He has since repaid the faith shown by Homeboyz head coach Jonathan Hector, by a producing a series of top captivating performances that earned the side a third-place finish in last season’s cancelled Kenya Cup league. He describes his new side “family” and hopes to achieve more.
“My first season with Homeboyz has been great. I have adjusted well in Nairobi. The unity we possess here can only be described to that of a family. We have an experienced coach whom to me, is the best coach I have worked under,” he explains.

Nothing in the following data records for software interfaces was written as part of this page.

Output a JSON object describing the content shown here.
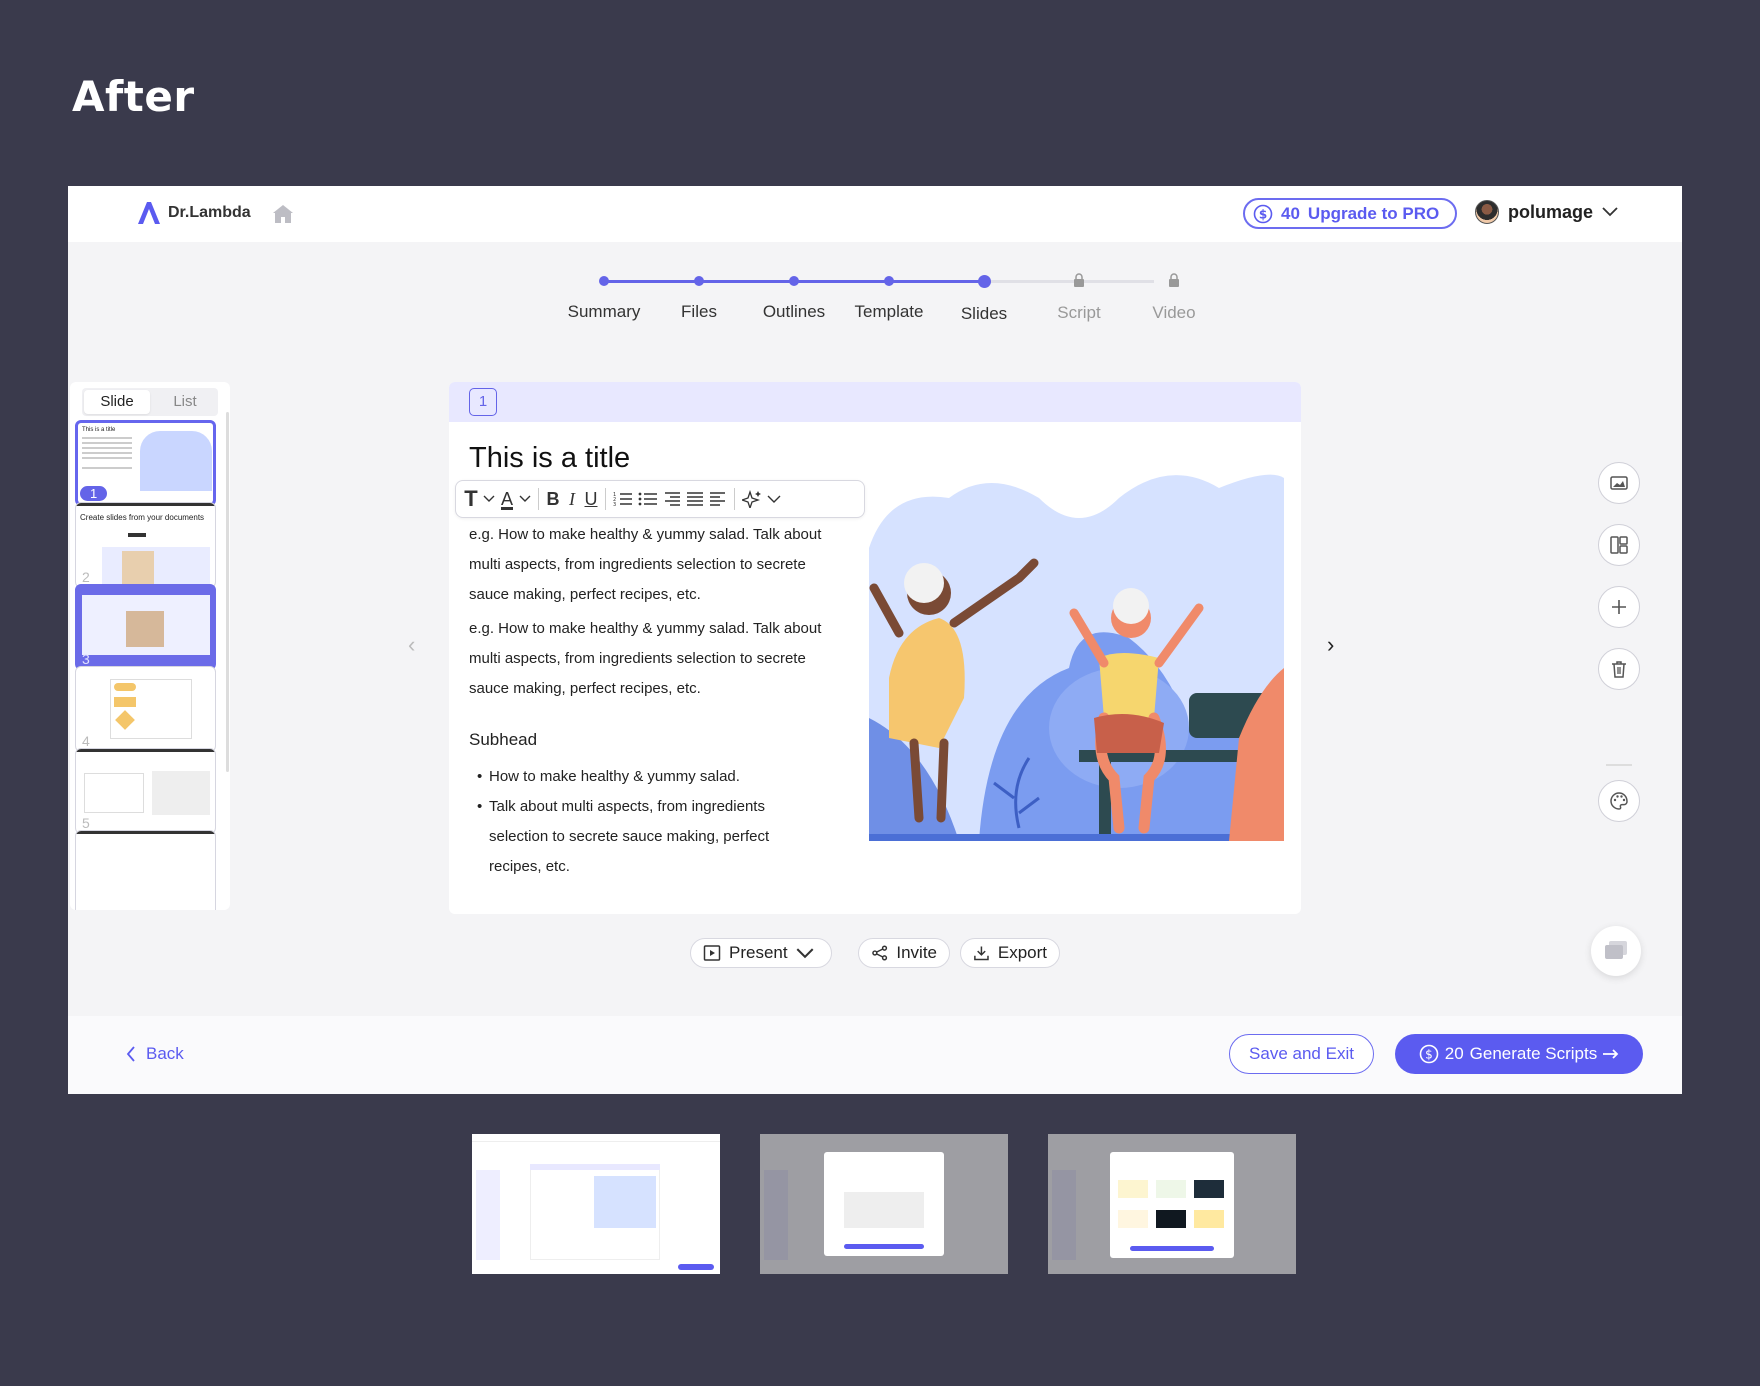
{
  "heading": "After",
  "header": {
    "brand": "Dr.Lambda",
    "credits": "40",
    "upgrade_label": "Upgrade to PRO",
    "username": "polumage"
  },
  "stepper": {
    "steps": [
      {
        "label": "Summary",
        "state": "done"
      },
      {
        "label": "Files",
        "state": "done"
      },
      {
        "label": "Outlines",
        "state": "done"
      },
      {
        "label": "Template",
        "state": "done"
      },
      {
        "label": "Slides",
        "state": "current"
      },
      {
        "label": "Script",
        "state": "locked"
      },
      {
        "label": "Video",
        "state": "locked"
      }
    ]
  },
  "sidebar": {
    "tabs": [
      "Slide",
      "List"
    ],
    "active_tab": "Slide",
    "thumbnails": [
      {
        "number": "1",
        "title": "This is a title"
      },
      {
        "number": "2",
        "title": "Create slides from your documents"
      },
      {
        "number": "3",
        "title": ""
      },
      {
        "number": "4",
        "title": ""
      },
      {
        "number": "5",
        "title": ""
      }
    ]
  },
  "slide": {
    "page_number": "1",
    "title": "This is a title",
    "paragraphs": [
      "e.g. How to make healthy & yummy salad. Talk about multi aspects, from ingredients selection to secrete sauce making, perfect recipes, etc.",
      "e.g. How to make healthy & yummy salad. Talk about multi aspects, from ingredients selection to secrete sauce making, perfect recipes, etc."
    ],
    "subhead": "Subhead",
    "bullets": [
      "How to make healthy & yummy salad.",
      "Talk about multi aspects, from ingredients selection to secrete sauce making, perfect recipes, etc."
    ]
  },
  "toolbar": {
    "present_label": "Present",
    "invite_label": "Invite",
    "export_label": "Export"
  },
  "right_tools": [
    "image-icon",
    "layout-icon",
    "plus-icon",
    "trash-icon",
    "palette-icon"
  ],
  "footer": {
    "back_label": "Back",
    "save_exit_label": "Save and Exit",
    "generate_credits": "20",
    "generate_label": "Generate Scripts"
  },
  "colors": {
    "accent": "#5b5bf0",
    "page_bg": "#3a3a4c",
    "card_head": "#e8e8ff"
  }
}
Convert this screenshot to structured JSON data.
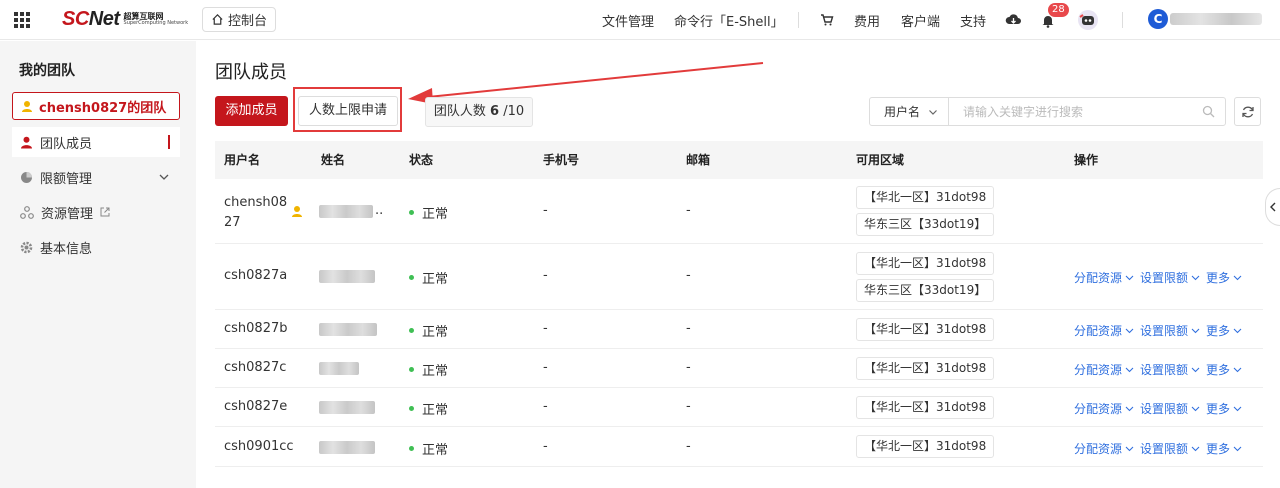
{
  "header": {
    "logo_main": "SC",
    "logo_main_b": "Net",
    "logo_sub_zh": "超算互联网",
    "logo_sub_en": "SuperComputing Network",
    "console": "控制台",
    "nav": [
      "文件管理",
      "命令行「E-Shell」",
      "费用",
      "客户端",
      "支持"
    ],
    "notification_count": "28",
    "user_initial": "C"
  },
  "sidebar": {
    "title": "我的团队",
    "team": "chensh0827的团队",
    "items": [
      {
        "label": "团队成员",
        "icon": "user-icon"
      },
      {
        "label": "限额管理",
        "icon": "pie-chart-icon"
      },
      {
        "label": "资源管理",
        "icon": "resource-icon"
      },
      {
        "label": "基本信息",
        "icon": "gear-icon"
      }
    ]
  },
  "main": {
    "title": "团队成员",
    "add_button": "添加成员",
    "limit_button": "人数上限申请",
    "count_label": "团队人数",
    "count_value": "6",
    "count_max": "/10",
    "search_type": "用户名",
    "search_placeholder": "请输入关键字进行搜索"
  },
  "table": {
    "headers": [
      "用户名",
      "姓名",
      "状态",
      "手机号",
      "邮箱",
      "可用区域",
      "操作"
    ],
    "rows": [
      {
        "username_l1": "chensh08",
        "username_l2": "27",
        "status": "正常",
        "phone": "-",
        "email": "-",
        "regions": [
          "【华北一区】31dot98",
          "华东三区【33dot19】"
        ],
        "ops": [],
        "name_suffix": ".."
      },
      {
        "username": "csh0827a",
        "status": "正常",
        "phone": "-",
        "email": "-",
        "regions": [
          "【华北一区】31dot98",
          "华东三区【33dot19】"
        ],
        "ops": [
          "分配资源",
          "设置限额",
          "更多"
        ]
      },
      {
        "username": "csh0827b",
        "status": "正常",
        "phone": "-",
        "email": "-",
        "regions": [
          "【华北一区】31dot98"
        ],
        "ops": [
          "分配资源",
          "设置限额",
          "更多"
        ]
      },
      {
        "username": "csh0827c",
        "status": "正常",
        "phone": "-",
        "email": "-",
        "regions": [
          "【华北一区】31dot98"
        ],
        "ops": [
          "分配资源",
          "设置限额",
          "更多"
        ]
      },
      {
        "username": "csh0827e",
        "status": "正常",
        "phone": "-",
        "email": "-",
        "regions": [
          "【华北一区】31dot98"
        ],
        "ops": [
          "分配资源",
          "设置限额",
          "更多"
        ]
      },
      {
        "username": "csh0901cc",
        "status": "正常",
        "phone": "-",
        "email": "-",
        "regions": [
          "【华北一区】31dot98"
        ],
        "ops": [
          "分配资源",
          "设置限额",
          "更多"
        ]
      }
    ]
  },
  "colors": {
    "brand": "#c4161c",
    "link": "#2f6fdf",
    "status_ok": "#3fbf54",
    "annotation": "#e23b3b"
  }
}
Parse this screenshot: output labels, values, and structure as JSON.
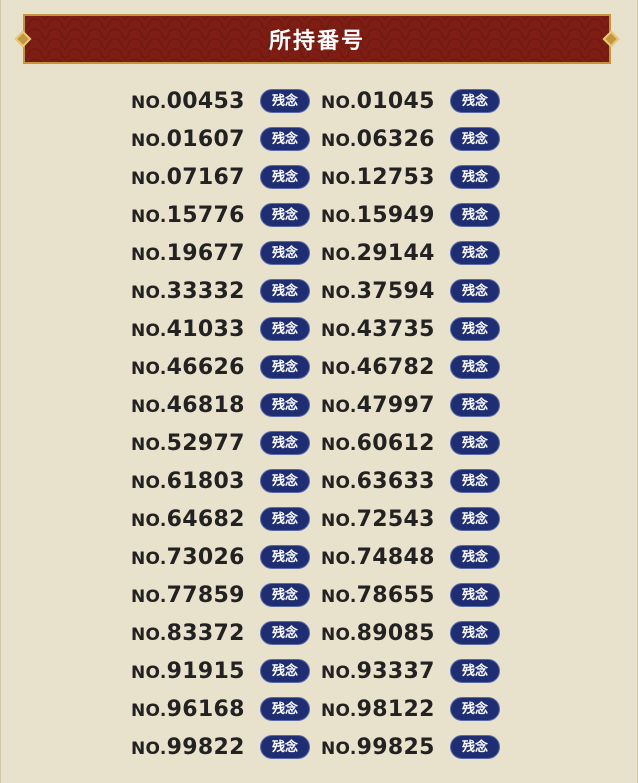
{
  "header": {
    "title": "所持番号"
  },
  "numbers": [
    {
      "prefix": "NO.",
      "value": "00453",
      "status": "残念"
    },
    {
      "prefix": "NO.",
      "value": "01045",
      "status": "残念"
    },
    {
      "prefix": "NO.",
      "value": "01607",
      "status": "残念"
    },
    {
      "prefix": "NO.",
      "value": "06326",
      "status": "残念"
    },
    {
      "prefix": "NO.",
      "value": "07167",
      "status": "残念"
    },
    {
      "prefix": "NO.",
      "value": "12753",
      "status": "残念"
    },
    {
      "prefix": "NO.",
      "value": "15776",
      "status": "残念"
    },
    {
      "prefix": "NO.",
      "value": "15949",
      "status": "残念"
    },
    {
      "prefix": "NO.",
      "value": "19677",
      "status": "残念"
    },
    {
      "prefix": "NO.",
      "value": "29144",
      "status": "残念"
    },
    {
      "prefix": "NO.",
      "value": "33332",
      "status": "残念"
    },
    {
      "prefix": "NO.",
      "value": "37594",
      "status": "残念"
    },
    {
      "prefix": "NO.",
      "value": "41033",
      "status": "残念"
    },
    {
      "prefix": "NO.",
      "value": "43735",
      "status": "残念"
    },
    {
      "prefix": "NO.",
      "value": "46626",
      "status": "残念"
    },
    {
      "prefix": "NO.",
      "value": "46782",
      "status": "残念"
    },
    {
      "prefix": "NO.",
      "value": "46818",
      "status": "残念"
    },
    {
      "prefix": "NO.",
      "value": "47997",
      "status": "残念"
    },
    {
      "prefix": "NO.",
      "value": "52977",
      "status": "残念"
    },
    {
      "prefix": "NO.",
      "value": "60612",
      "status": "残念"
    },
    {
      "prefix": "NO.",
      "value": "61803",
      "status": "残念"
    },
    {
      "prefix": "NO.",
      "value": "63633",
      "status": "残念"
    },
    {
      "prefix": "NO.",
      "value": "64682",
      "status": "残念"
    },
    {
      "prefix": "NO.",
      "value": "72543",
      "status": "残念"
    },
    {
      "prefix": "NO.",
      "value": "73026",
      "status": "残念"
    },
    {
      "prefix": "NO.",
      "value": "74848",
      "status": "残念"
    },
    {
      "prefix": "NO.",
      "value": "77859",
      "status": "残念"
    },
    {
      "prefix": "NO.",
      "value": "78655",
      "status": "残念"
    },
    {
      "prefix": "NO.",
      "value": "83372",
      "status": "残念"
    },
    {
      "prefix": "NO.",
      "value": "89085",
      "status": "残念"
    },
    {
      "prefix": "NO.",
      "value": "91915",
      "status": "残念"
    },
    {
      "prefix": "NO.",
      "value": "93337",
      "status": "残念"
    },
    {
      "prefix": "NO.",
      "value": "96168",
      "status": "残念"
    },
    {
      "prefix": "NO.",
      "value": "98122",
      "status": "残念"
    },
    {
      "prefix": "NO.",
      "value": "99822",
      "status": "残念"
    },
    {
      "prefix": "NO.",
      "value": "99825",
      "status": "残念"
    }
  ],
  "colors": {
    "header_bg": "#7d1d14",
    "header_border": "#c4953c",
    "badge_bg": "#1f2e72",
    "page_bg": "#e8e1cb"
  }
}
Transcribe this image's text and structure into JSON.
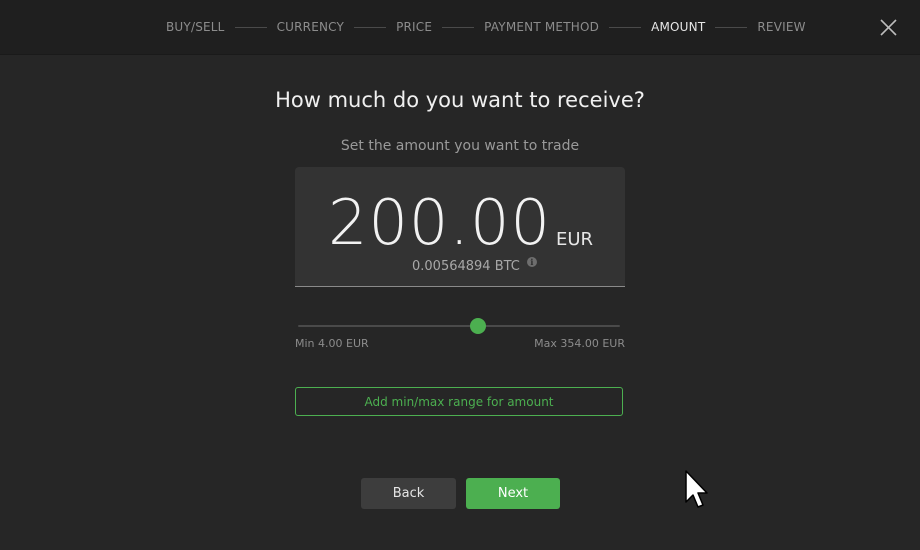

On his toughest opponents, Emong, quickly points out to the Kenya Simbas backrowers duo of, Joshua Chisanga, now a teammate, and KCB’s Andrew Amonde.
“I can breathe now that I play together with (Joshua) Chisanga. He was my toughest opponent. Mzito (Andrew) Amonde remains my only trouble now. He always stretches me out,” he laughs out.
Emong, now in his third-year stay in Kenya, points out that there is a noticeable difference between Kenyan and Ugandan rugby, both technically and financially.
“The rugby culture between the two countries differ. Most Kenyan clubs, especially in Kenya Cup, can cater for its players. This helps in individual growth. The technicality in Kenya is also a bit advanced hence why they are better,” he points out.
With many idols for grabs, Emong likens his game and looks up to New Zealand and Hurricanes forward Ardie Savea. He describes the Canes forward rugby style as “perfect” and lauds his qualities on and off the field.
“I’ve always loved watching Ardie Savea play. He is always in time and place when needed. Whether it is making crunch tackles, ball carrying or even scoring. I always try to imitate his game,” he says.
He stresses his advice to upcoming rugby talents, to always believe in the tedious and hilly process.
“It is important for a young upcoming player to always believe in themselves. They should also set their mind to what they want to make it a reality. They should lastly work hard,“ he says.
Questioned as to whether the Deejayz had a short at this season’s title, Emong confidently agreed citing their performances against fellow playoffs opponents as evidence.
“We had a short this season. It was going all good for us since all attention was on Kabras and KCB. Also, our performance in the regular season speaks for itself,” he said.
Name: Emong Eliphaz
Club: Homeboyz Rugby Club
Achievements and Honours: 2016 Uganda Cup Shield Winner, 2018/19 Mwamba Cup winner, 2018 Kenya Cup runners up, 2015 Captain Uganda U19